What you are asked to do: Where in the records does the word "nested" occur? Copy each line in which it does.

Website and app data records:
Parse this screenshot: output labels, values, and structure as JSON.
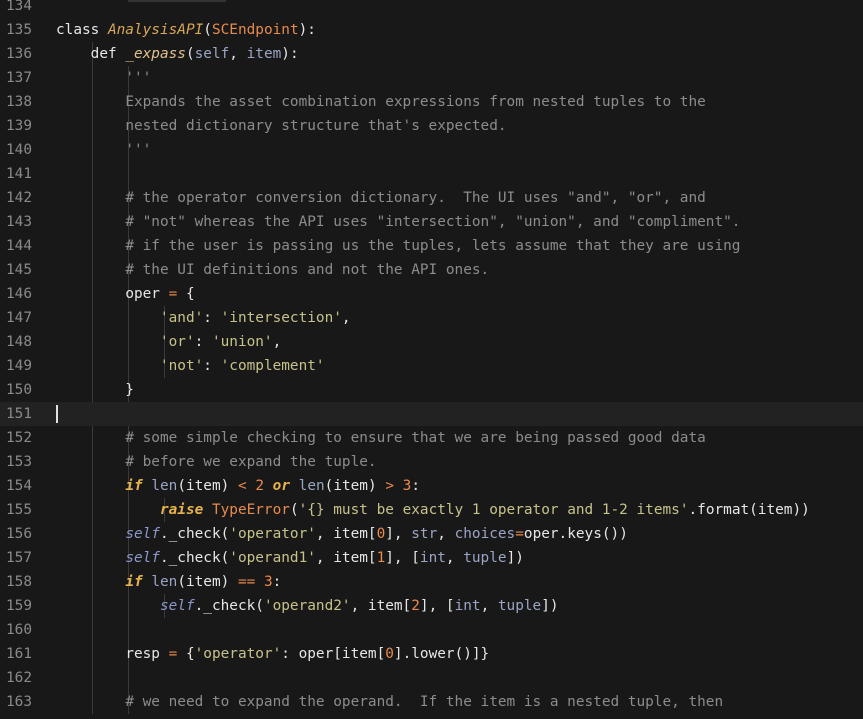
{
  "editor": {
    "current_line": "151",
    "lines": [
      {
        "n": "134",
        "code": [],
        "guides": 0
      },
      {
        "n": "135",
        "code": [
          [
            "kw",
            "class "
          ],
          [
            "cls",
            "AnalysisAPI"
          ],
          [
            "txt",
            "("
          ],
          [
            "base",
            "SCEndpoint"
          ],
          [
            "txt",
            "):"
          ]
        ],
        "guides": 0
      },
      {
        "n": "136",
        "code": [
          [
            "txt",
            "    "
          ],
          [
            "kw",
            "def "
          ],
          [
            "fn",
            "_expass"
          ],
          [
            "txt",
            "("
          ],
          [
            "prm",
            "self"
          ],
          [
            "txt",
            ", "
          ],
          [
            "prm",
            "item"
          ],
          [
            "txt",
            "):"
          ]
        ],
        "guides": 1
      },
      {
        "n": "137",
        "code": [
          [
            "txt",
            "        "
          ],
          [
            "doc",
            "'''"
          ]
        ],
        "guides": 2
      },
      {
        "n": "138",
        "code": [
          [
            "txt",
            "        "
          ],
          [
            "doc",
            "Expands the asset combination expressions from nested tuples to the"
          ]
        ],
        "guides": 2
      },
      {
        "n": "139",
        "code": [
          [
            "txt",
            "        "
          ],
          [
            "doc",
            "nested dictionary structure that's expected."
          ]
        ],
        "guides": 2
      },
      {
        "n": "140",
        "code": [
          [
            "txt",
            "        "
          ],
          [
            "doc",
            "'''"
          ]
        ],
        "guides": 2
      },
      {
        "n": "141",
        "code": [],
        "guides": 2
      },
      {
        "n": "142",
        "code": [
          [
            "txt",
            "        "
          ],
          [
            "cmt",
            "# the operator conversion dictionary.  The UI uses \"and\", \"or\", and"
          ]
        ],
        "guides": 2
      },
      {
        "n": "143",
        "code": [
          [
            "txt",
            "        "
          ],
          [
            "cmt",
            "# \"not\" whereas the API uses \"intersection\", \"union\", and \"compliment\"."
          ]
        ],
        "guides": 2
      },
      {
        "n": "144",
        "code": [
          [
            "txt",
            "        "
          ],
          [
            "cmt",
            "# if the user is passing us the tuples, lets assume that they are using"
          ]
        ],
        "guides": 2
      },
      {
        "n": "145",
        "code": [
          [
            "txt",
            "        "
          ],
          [
            "cmt",
            "# the UI definitions and not the API ones."
          ]
        ],
        "guides": 2
      },
      {
        "n": "146",
        "code": [
          [
            "txt",
            "        "
          ],
          [
            "txt",
            "oper "
          ],
          [
            "op",
            "="
          ],
          [
            "txt",
            " {"
          ]
        ],
        "guides": 2
      },
      {
        "n": "147",
        "code": [
          [
            "txt",
            "            "
          ],
          [
            "str",
            "'and'"
          ],
          [
            "txt",
            ": "
          ],
          [
            "str",
            "'intersection'"
          ],
          [
            "txt",
            ","
          ]
        ],
        "guides": 3
      },
      {
        "n": "148",
        "code": [
          [
            "txt",
            "            "
          ],
          [
            "str",
            "'or'"
          ],
          [
            "txt",
            ": "
          ],
          [
            "str",
            "'union'"
          ],
          [
            "txt",
            ","
          ]
        ],
        "guides": 3
      },
      {
        "n": "149",
        "code": [
          [
            "txt",
            "            "
          ],
          [
            "str",
            "'not'"
          ],
          [
            "txt",
            ": "
          ],
          [
            "str",
            "'complement'"
          ]
        ],
        "guides": 3
      },
      {
        "n": "150",
        "code": [
          [
            "txt",
            "        }"
          ]
        ],
        "guides": 2
      },
      {
        "n": "151",
        "code": [],
        "guides": 0,
        "current": true
      },
      {
        "n": "152",
        "code": [
          [
            "txt",
            "        "
          ],
          [
            "cmt",
            "# some simple checking to ensure that we are being passed good data"
          ]
        ],
        "guides": 2
      },
      {
        "n": "153",
        "code": [
          [
            "txt",
            "        "
          ],
          [
            "cmt",
            "# before we expand the tuple."
          ]
        ],
        "guides": 2
      },
      {
        "n": "154",
        "code": [
          [
            "txt",
            "        "
          ],
          [
            "ctl",
            "if "
          ],
          [
            "bi",
            "len"
          ],
          [
            "txt",
            "(item) "
          ],
          [
            "op",
            "<"
          ],
          [
            "txt",
            " "
          ],
          [
            "num",
            "2"
          ],
          [
            "txt",
            " "
          ],
          [
            "ctl",
            "or "
          ],
          [
            "bi",
            "len"
          ],
          [
            "txt",
            "(item) "
          ],
          [
            "op",
            ">"
          ],
          [
            "txt",
            " "
          ],
          [
            "num",
            "3"
          ],
          [
            "txt",
            ":"
          ]
        ],
        "guides": 2
      },
      {
        "n": "155",
        "code": [
          [
            "txt",
            "            "
          ],
          [
            "ctl",
            "raise "
          ],
          [
            "base",
            "TypeError"
          ],
          [
            "txt",
            "("
          ],
          [
            "str",
            "'{} must be exactly 1 operator and 1-2 items'"
          ],
          [
            "txt",
            ".format(item))"
          ]
        ],
        "guides": 3
      },
      {
        "n": "156",
        "code": [
          [
            "txt",
            "        "
          ],
          [
            "slf",
            "self"
          ],
          [
            "txt",
            "._check("
          ],
          [
            "str",
            "'operator'"
          ],
          [
            "txt",
            ", item["
          ],
          [
            "num",
            "0"
          ],
          [
            "txt",
            "], "
          ],
          [
            "bi",
            "str"
          ],
          [
            "txt",
            ", "
          ],
          [
            "prm",
            "choices"
          ],
          [
            "op",
            "="
          ],
          [
            "txt",
            "oper.keys())"
          ]
        ],
        "guides": 2
      },
      {
        "n": "157",
        "code": [
          [
            "txt",
            "        "
          ],
          [
            "slf",
            "self"
          ],
          [
            "txt",
            "._check("
          ],
          [
            "str",
            "'operand1'"
          ],
          [
            "txt",
            ", item["
          ],
          [
            "num",
            "1"
          ],
          [
            "txt",
            "], ["
          ],
          [
            "bi",
            "int"
          ],
          [
            "txt",
            ", "
          ],
          [
            "bi",
            "tuple"
          ],
          [
            "txt",
            "])"
          ]
        ],
        "guides": 2
      },
      {
        "n": "158",
        "code": [
          [
            "txt",
            "        "
          ],
          [
            "ctl",
            "if "
          ],
          [
            "bi",
            "len"
          ],
          [
            "txt",
            "(item) "
          ],
          [
            "op",
            "=="
          ],
          [
            "txt",
            " "
          ],
          [
            "num",
            "3"
          ],
          [
            "txt",
            ":"
          ]
        ],
        "guides": 2
      },
      {
        "n": "159",
        "code": [
          [
            "txt",
            "            "
          ],
          [
            "slf",
            "self"
          ],
          [
            "txt",
            "._check("
          ],
          [
            "str",
            "'operand2'"
          ],
          [
            "txt",
            ", item["
          ],
          [
            "num",
            "2"
          ],
          [
            "txt",
            "], ["
          ],
          [
            "bi",
            "int"
          ],
          [
            "txt",
            ", "
          ],
          [
            "bi",
            "tuple"
          ],
          [
            "txt",
            "])"
          ]
        ],
        "guides": 3
      },
      {
        "n": "160",
        "code": [],
        "guides": 2
      },
      {
        "n": "161",
        "code": [
          [
            "txt",
            "        "
          ],
          [
            "txt",
            "resp "
          ],
          [
            "op",
            "="
          ],
          [
            "txt",
            " {"
          ],
          [
            "str",
            "'operator'"
          ],
          [
            "txt",
            ": oper[item["
          ],
          [
            "num",
            "0"
          ],
          [
            "txt",
            "].lower()]}"
          ]
        ],
        "guides": 2
      },
      {
        "n": "162",
        "code": [],
        "guides": 2
      },
      {
        "n": "163",
        "code": [
          [
            "txt",
            "        "
          ],
          [
            "cmt",
            "# we need to expand the operand.  If the item is a nested tuple, then"
          ]
        ],
        "guides": 2
      }
    ]
  }
}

Result of this exercise:
            "Expands the asset combination expressions from nested tuples to the"
            "nested dictionary structure that's expected."
            "# we need to expand the operand.  If the item is a nested tuple, then"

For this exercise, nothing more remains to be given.